If 2017 is any guide, 2018 is unlikely to herald a new era of global disarmament and enduring peace. The world today seems fraught with growing points of instability and led increasingly by unpredictable governments. The threat of nuclear conflict seems to be on the rise, and the reality of chemical weapons on the battlefield is here. Things are pretty bad in the usual places, and growing worse in places you might not expect. So what hot spots can we expect to see in the news next year, and why?
President Trump has ramped up his rhetoric against North Korea, but Kim Jong-un has shown little interest in halting his country’s nuclear weapons program. Last month the southeast Asian nation tested its third intercontinental ballistic missile. It surprised experts by going higher and farther than any previous such North Korean missile, and is capable, it seems, of hitting Washington. The White House has promised sanctions following a year of threatening military action, if not a preemptive nuclear strike. In 2018, North Korea might not only be the hottest spot in the world, but the hottest spot in the history of the world.
The Lake Chad Basin (Western Africa)
Earlier this year, four soldiers assigned to the U.S. Army’s 3rd Special Forces Group (Airborne) were killed in Niger. The first, angry thought of many was: Why are we engaged in operations in Niger? The answer, as you might have guessed: terrorism. The U.S. military first entered Niger in 2013, when it deployed to support the French, who were fighting al-Qaeda forces in the adjacent Mali, itself a former French colony. The U.S. established a major drone force there, and most of the 800 soldiers presently deployed to the African nation are building a second drone base. Special Forces, meanwhile, are doing what they do best: training and building up local forces to fight mutual enemies. They are doing the same in Cameroon and Burkina Faso. That general region, the Lake Chad Basin, is in a state of emergency, plagued with starvation and violence. Those are precisely the sorts of conditions where terrorists gain footholds and flourish.

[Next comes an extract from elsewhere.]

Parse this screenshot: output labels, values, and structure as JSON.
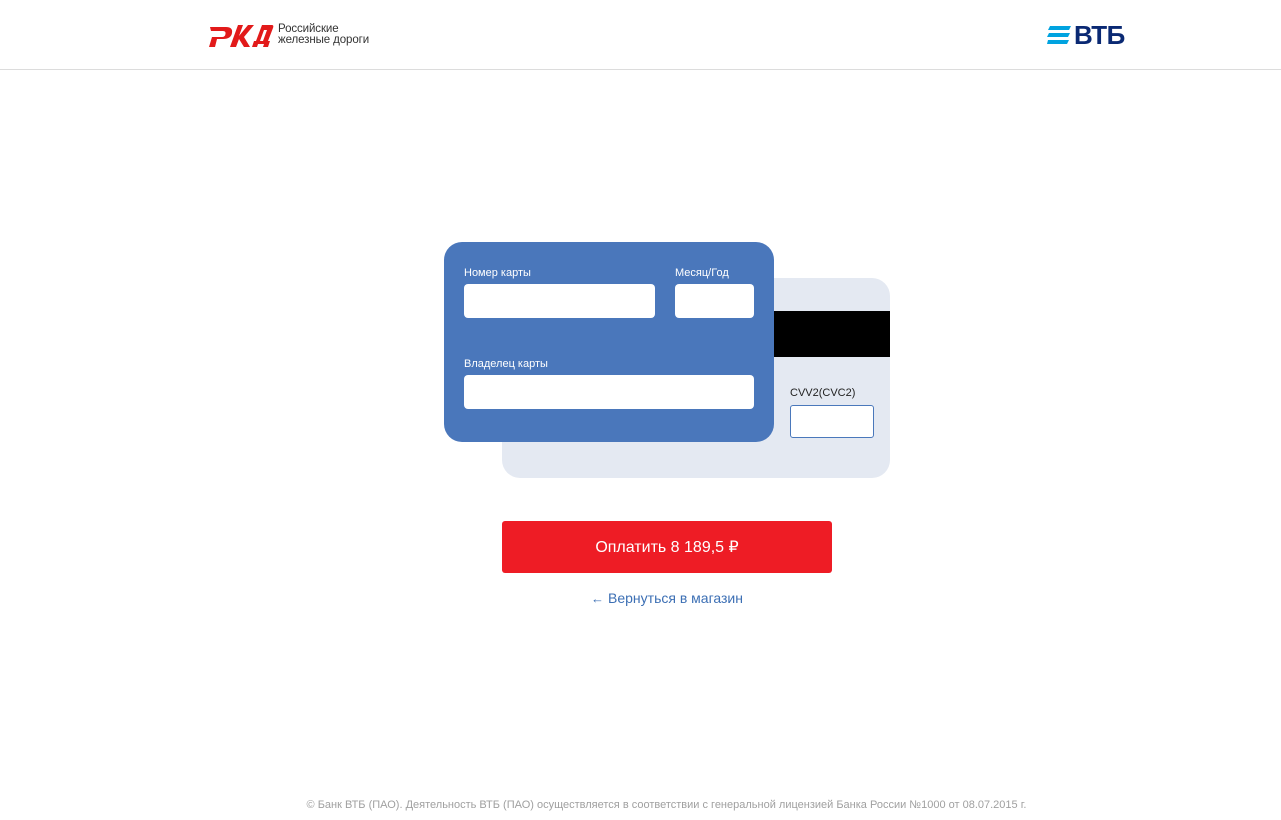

Iraq and Syria
There are more terrorists in Iraq than anywhere else in the world. The Defense Department, meanwhile, isn’t saying how many U.S. soldiers are in the region, though that figure is at least in the 6,000 range. That Iraq and adjacent Syria are, and will continue to be, a global hot spot is simply a given at this point. The U.S. has 2,000 soldiers in northern Syria there to not only fight ISIS, but also to hold Bashar Assad accountable for using chemical weapons on his own people during the ongoing Syrian civil war. It’s a military, humanitarian, diplomatic, and human rights disaster there, with no hope in sight. Worse (or at least, equally bad), because Russia and other major powers are engaged and increasingly at odds with the United States in Syria, an ever-growing chance has emerged of one incident or another inadvertently sparking World War III.

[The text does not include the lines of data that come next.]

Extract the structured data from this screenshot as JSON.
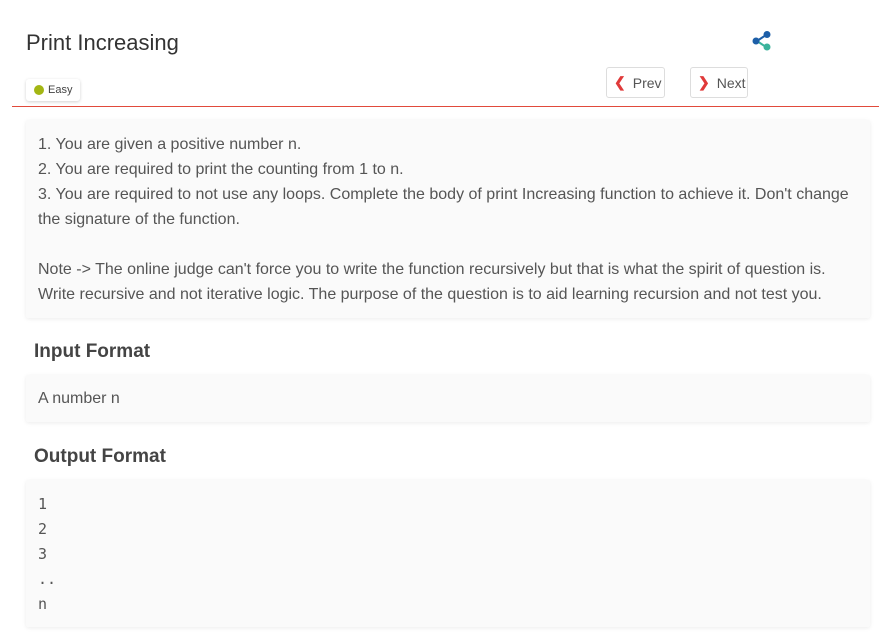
{
  "problem": {
    "title": "Print Increasing",
    "difficulty": "Easy",
    "difficulty_color": "#a3b613",
    "share_icon": "share-icon"
  },
  "nav": {
    "prev_label": "Prev",
    "next_label": "Next"
  },
  "description": {
    "lines": [
      "1. You are given a positive number n.",
      "2. You are required to print the counting from 1 to n.",
      "3. You are required to not use any loops. Complete the body of print Increasing function to achieve it. Don't change the signature of the function."
    ],
    "note": "Note -> The online judge can't force you to write the function recursively but that is what the spirit of question is. Write recursive and not iterative logic. The purpose of the question is to aid learning recursion and not test you."
  },
  "input_format": {
    "heading": "Input Format",
    "text": "A number n"
  },
  "output_format": {
    "heading": "Output Format",
    "lines": [
      "1",
      "2",
      "3",
      "..",
      "n"
    ]
  },
  "colors": {
    "accent": "#e14a3b",
    "share_blue": "#1d5fa8",
    "share_teal": "#3bb39b"
  }
}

In November, President Trump doubled the number of U.S. military personnel in Somalia, bringing its numbers to the largest they have been since 1993 — the year of the infamous Battle of Mogadishu (best known from Black Hawk Down). The U.S. is there to fight al-Shabaab, an al-Qaeda affiliated terrorist organization that has launched devastating attacks in Mogadishu and elsewhere. Special operations forces are supporting and training local Somali troops as well as mounting drone strikes. Recent reports suggest serious combat actions by U.S. forces, as well.
Next year will be the deciding year for Afghanistan, according to NATO’s top policy and planning officer. The idea is to force the Taliban back to the negotiation table through a surge of western force, rather than by simply relying on Afghan security forces to win the day. One major goal is to prepare the country for its next major election in 2019. Three months ago, President Trump increased U.S. presence in Afghanistan by nearly fifty percent, on top of tripling the number of airstrikes from the following year. It remains to be seen whether even more U.S. soldiers will be sent to the nation, with which we’ve been at war for 16 years. If, however, 2018 is make-or-break, the war fighting tempo will be high indeed and the temptation to add more bodies to the battle will be high.
As every year, 2018 might bear witness to some state actor unknown by most today that does something horrible and must then be dealt with. In 2000, few Americans could have pointed to Afghanistan on a map, the war torn country making headlines only because its religious fundamentalists, so skilled at making life so miserable for the Afghan people and blowing up ancient artwork for the offense of being enduring and beautiful. The next year, we were at war with the Taliban, and so we remain. This is how it goes with a shrinking world and an expanding roster of madmen determined to destroy civilization. Peace remains ever elusive.